The Diet passed a bill to legislate geographical indications on Wednesday, June 18, aimed at promoting and protecting local agricultural brands.
Agriculture minister Yoshimasa Hayashi said the ministry will take measures to encourage farmers and agricultural organizations to utilize the system.
GI system certifies that a registered agricultural or food brand is produced in a particular region using a method unique to that area, thus linking its quality, reputation or other characteristics to its geographical origin. It sets a standard to assure quality of the products and avoid the use of brand names for products lacking the quality or those produced in other areas. Registered products will be allowed to bear a logo mark to indicate they are certified.
Responding to a question by Shuji Yamada, an Upper House member of the Liberal Democratic Party, Hayashi said the ministry will allocate funds in the current fiscal year to create a quality management standard and familiarize farmers with the system.
Hayashi also said that he hopes the system will be connected with measures to revitalize farming in mountainous areas, considering that such regions have more unique geographical characteristics compared with plains. The remarks were made in response to a question by Katsuya Ogawa of the Democratic Party of Japan.

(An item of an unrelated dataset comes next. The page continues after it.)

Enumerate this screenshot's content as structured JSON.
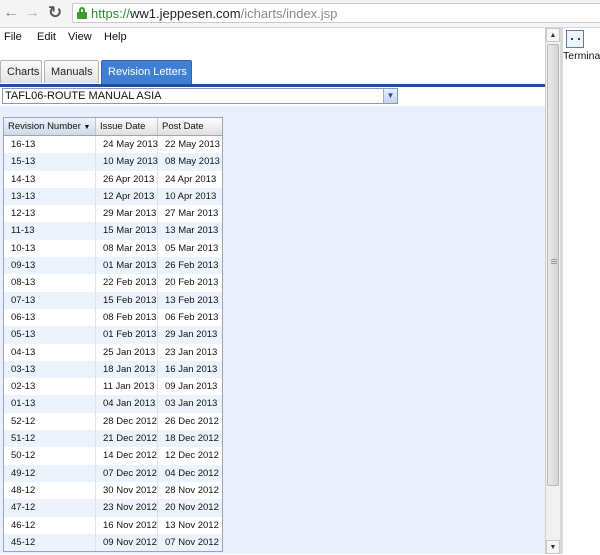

Questions came from many Diet members including Kuniko Koda of Your Party on the differences between the new system and the existing trademark system for regional organizations promoting local brands.
Hayashi explained that under the new system, only the products which meet the quality standard will be allowed to bear the brand labels, the use of labels will not be limited to certain organizations, and the government will be responsible for dealing with misuse and counterfeiting. He added that producers can use both systems according to their brand strategy, taking into account the characteristics of each region and product.
Asked by LDP member Iwao Horii whether the registered products will be protected overseas, Masayuki Yamashita, director of the agriculture ministry’s food industry affairs bureau, said the products will not be automatically protected under the GI systems of other countries, which means producers should register their brand logos under the trademark systems of the countries where they export their products to.
(June 18, 2014)